→ WORK INSTRUCTION: Retyping each entry exactly is the whole task.
----
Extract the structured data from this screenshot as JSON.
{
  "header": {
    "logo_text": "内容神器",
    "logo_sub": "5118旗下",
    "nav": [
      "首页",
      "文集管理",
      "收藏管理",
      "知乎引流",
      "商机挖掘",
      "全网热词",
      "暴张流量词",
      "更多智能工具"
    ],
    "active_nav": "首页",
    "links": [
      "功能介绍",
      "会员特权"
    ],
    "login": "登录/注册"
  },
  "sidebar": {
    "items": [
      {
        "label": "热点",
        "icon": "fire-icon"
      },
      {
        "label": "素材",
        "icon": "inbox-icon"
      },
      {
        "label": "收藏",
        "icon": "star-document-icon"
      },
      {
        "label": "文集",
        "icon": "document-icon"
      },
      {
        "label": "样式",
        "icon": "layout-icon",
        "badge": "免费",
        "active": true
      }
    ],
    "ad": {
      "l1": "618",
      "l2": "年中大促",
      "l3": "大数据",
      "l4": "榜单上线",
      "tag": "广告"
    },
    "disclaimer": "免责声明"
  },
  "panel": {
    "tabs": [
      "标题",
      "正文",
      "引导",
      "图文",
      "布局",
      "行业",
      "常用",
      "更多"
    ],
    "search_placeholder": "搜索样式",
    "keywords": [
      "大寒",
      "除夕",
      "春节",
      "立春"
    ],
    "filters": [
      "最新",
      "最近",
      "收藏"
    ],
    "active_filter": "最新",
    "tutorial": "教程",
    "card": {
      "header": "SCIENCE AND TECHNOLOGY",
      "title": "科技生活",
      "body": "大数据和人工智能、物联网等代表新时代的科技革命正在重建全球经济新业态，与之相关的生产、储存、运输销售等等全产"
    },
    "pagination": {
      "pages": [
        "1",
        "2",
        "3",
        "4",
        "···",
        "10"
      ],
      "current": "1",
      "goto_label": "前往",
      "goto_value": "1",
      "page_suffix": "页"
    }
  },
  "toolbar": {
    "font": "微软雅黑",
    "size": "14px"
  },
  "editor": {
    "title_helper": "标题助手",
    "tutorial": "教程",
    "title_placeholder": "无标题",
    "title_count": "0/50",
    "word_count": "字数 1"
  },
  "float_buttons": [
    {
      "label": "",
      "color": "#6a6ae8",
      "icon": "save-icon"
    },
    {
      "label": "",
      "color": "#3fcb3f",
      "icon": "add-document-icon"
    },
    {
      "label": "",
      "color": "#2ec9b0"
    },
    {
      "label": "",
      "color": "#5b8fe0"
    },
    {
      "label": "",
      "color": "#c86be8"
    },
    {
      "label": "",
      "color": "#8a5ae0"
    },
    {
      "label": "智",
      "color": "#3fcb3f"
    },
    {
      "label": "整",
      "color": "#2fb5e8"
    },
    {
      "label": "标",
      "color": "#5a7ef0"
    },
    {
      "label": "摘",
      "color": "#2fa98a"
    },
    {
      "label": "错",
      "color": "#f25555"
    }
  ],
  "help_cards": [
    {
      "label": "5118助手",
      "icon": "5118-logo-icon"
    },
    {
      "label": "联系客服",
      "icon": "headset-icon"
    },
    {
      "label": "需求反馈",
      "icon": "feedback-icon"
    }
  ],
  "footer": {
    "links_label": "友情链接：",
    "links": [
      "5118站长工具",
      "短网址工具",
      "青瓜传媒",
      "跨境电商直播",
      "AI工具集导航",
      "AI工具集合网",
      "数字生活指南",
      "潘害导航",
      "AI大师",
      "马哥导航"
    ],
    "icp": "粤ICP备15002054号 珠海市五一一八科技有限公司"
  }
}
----
→ YOUR RESPONSE:
Extract the structured data from this screenshot as JSON.
{
  "header": {
    "logo_text": "内容神器",
    "logo_sub": "5118旗下",
    "nav": [
      "首页",
      "文集管理",
      "收藏管理",
      "知乎引流",
      "商机挖掘",
      "全网热词",
      "暴张流量词",
      "更多智能工具"
    ],
    "active_nav": "首页",
    "links": [
      "功能介绍",
      "会员特权"
    ],
    "login": "登录/注册"
  },
  "sidebar": {
    "items": [
      {
        "label": "热点",
        "icon": "fire-icon"
      },
      {
        "label": "素材",
        "icon": "inbox-icon"
      },
      {
        "label": "收藏",
        "icon": "star-document-icon"
      },
      {
        "label": "文集",
        "icon": "document-icon"
      },
      {
        "label": "样式",
        "icon": "layout-icon",
        "badge": "免费",
        "active": true
      }
    ],
    "ad": {
      "l1": "618",
      "l2": "年中大促",
      "l3": "大数据",
      "l4": "榜单上线",
      "tag": "广告"
    },
    "disclaimer": "免责声明"
  },
  "panel": {
    "tabs": [
      "标题",
      "正文",
      "引导",
      "图文",
      "布局",
      "行业",
      "常用",
      "更多"
    ],
    "search_placeholder": "搜索样式",
    "keywords": [
      "大寒",
      "除夕",
      "春节",
      "立春"
    ],
    "filters": [
      "最新",
      "最近",
      "收藏"
    ],
    "active_filter": "最新",
    "tutorial": "教程",
    "card": {
      "header": "SCIENCE AND TECHNOLOGY",
      "title": "科技生活",
      "body": "大数据和人工智能、物联网等代表新时代的科技革命正在重建全球经济新业态，与之相关的生产、储存、运输销售等等全产"
    },
    "pagination": {
      "pages": [
        "1",
        "2",
        "3",
        "4",
        "···",
        "10"
      ],
      "current": "1",
      "goto_label": "前往",
      "goto_value": "1",
      "page_suffix": "页"
    }
  },
  "toolbar": {
    "font": "微软雅黑",
    "size": "14px"
  },
  "editor": {
    "title_helper": "标题助手",
    "tutorial": "教程",
    "title_placeholder": "无标题",
    "title_count": "0/50",
    "word_count": "字数 1"
  },
  "float_buttons": [
    {
      "label": "",
      "color": "#6a6ae8",
      "icon": "save-icon"
    },
    {
      "label": "",
      "color": "#3fcb3f",
      "icon": "add-document-icon"
    },
    {
      "label": "",
      "color": "#2ec9b0"
    },
    {
      "label": "",
      "color": "#5b8fe0"
    },
    {
      "label": "",
      "color": "#c86be8"
    },
    {
      "label": "",
      "color": "#8a5ae0"
    },
    {
      "label": "智",
      "color": "#3fcb3f"
    },
    {
      "label": "整",
      "color": "#2fb5e8"
    },
    {
      "label": "标",
      "color": "#5a7ef0"
    },
    {
      "label": "摘",
      "color": "#2fa98a"
    },
    {
      "label": "错",
      "color": "#f25555"
    }
  ],
  "help_cards": [
    {
      "label": "5118助手",
      "icon": "5118-logo-icon"
    },
    {
      "label": "联系客服",
      "icon": "headset-icon"
    },
    {
      "label": "需求反馈",
      "icon": "feedback-icon"
    }
  ],
  "footer": {
    "links_label": "友情链接：",
    "links": [
      "5118站长工具",
      "短网址工具",
      "青瓜传媒",
      "跨境电商直播",
      "AI工具集导航",
      "AI工具集合网",
      "数字生活指南",
      "潘害导航",
      "AI大师",
      "马哥导航"
    ],
    "icp": "粤ICP备15002054号 珠海市五一一八科技有限公司"
  }
}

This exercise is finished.